Shetland words to know
The dialect of Shetland and Orkney has been greatly influenced by the islands’ history.
Once a land of the Picts, the language used by these people has been lost, especially after the Vikings arrived in the islands during the 9th Century. The Vikings took their own language, Old Norse, and Shetland and Orkney became part of Scandinavia from 875AD to 1472AD. During this time the language was used most commonly around the islands slowly changed from Old Norse to Norn.
“Most English speakers shouldn’t have any problems understanding what Shetlanders say, but we have compiled a list of some more unusual words below you may hear when visiting the islands!”
Shetland and Orkney became part of Scotland in the 15th century and Norn began to be used less and less, dying out by the 18th Century. In the present day the Scots language is spoken in Shetland and Orkney, but there are a smattering of words (some used in both island groups) heavily influenced by Norn.
Most English speakers shouldn’t have any problems understanding what Shetlanders say, but we have compiled a list of some more unusual words below you may hear when visiting the islands!
|Airt||direction of wind|
|Blether||gossip / talk|
|Blyde||happy / glad|
|Broo||(top of) slope|
|Coop||turn over, upside down|
|dan or den||then|
|dee or du||you|
|Dook||dook dip (in water)|
|Dreich||dreary (mainly in relation to weather)|
|dy or dine||your or yours|
|Fant||to be very hungry, to famish.|
|Peerie||small / little|
|Pleep||whine or complain|
|Simmer Dim||the twilight of a Shetland summer evening|
|Spaegie||muscle soreness caused by over exertion|
|Trow||a mischievous fairy|
|Twa||two; a few|
|Unkan||strange / unfamiliar|
|Wheesht||a call for silence|
|wir||our or were or we are|
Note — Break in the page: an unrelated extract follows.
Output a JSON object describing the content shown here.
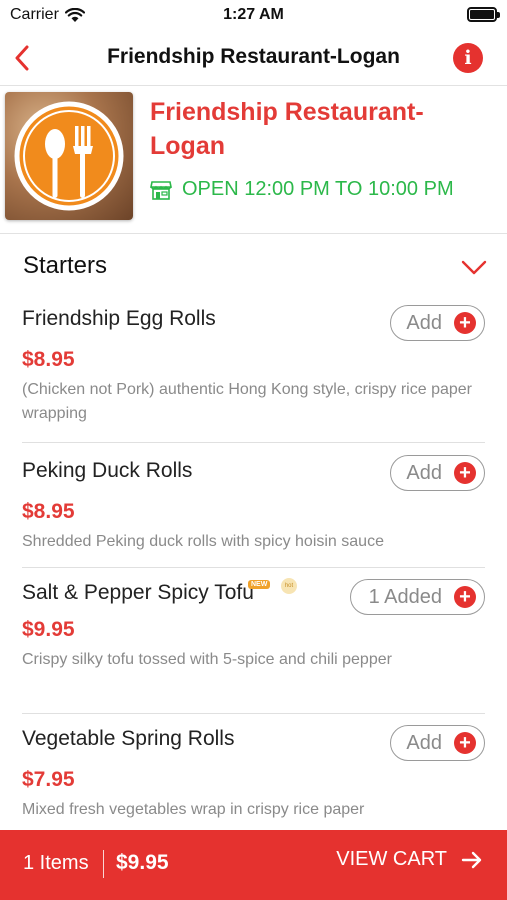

Orkney and Shetland enthusiast, family man, loves walks, likes animals, terrible at sports, dire taste in music, great taste in films and tv, eats a little too much for his own good.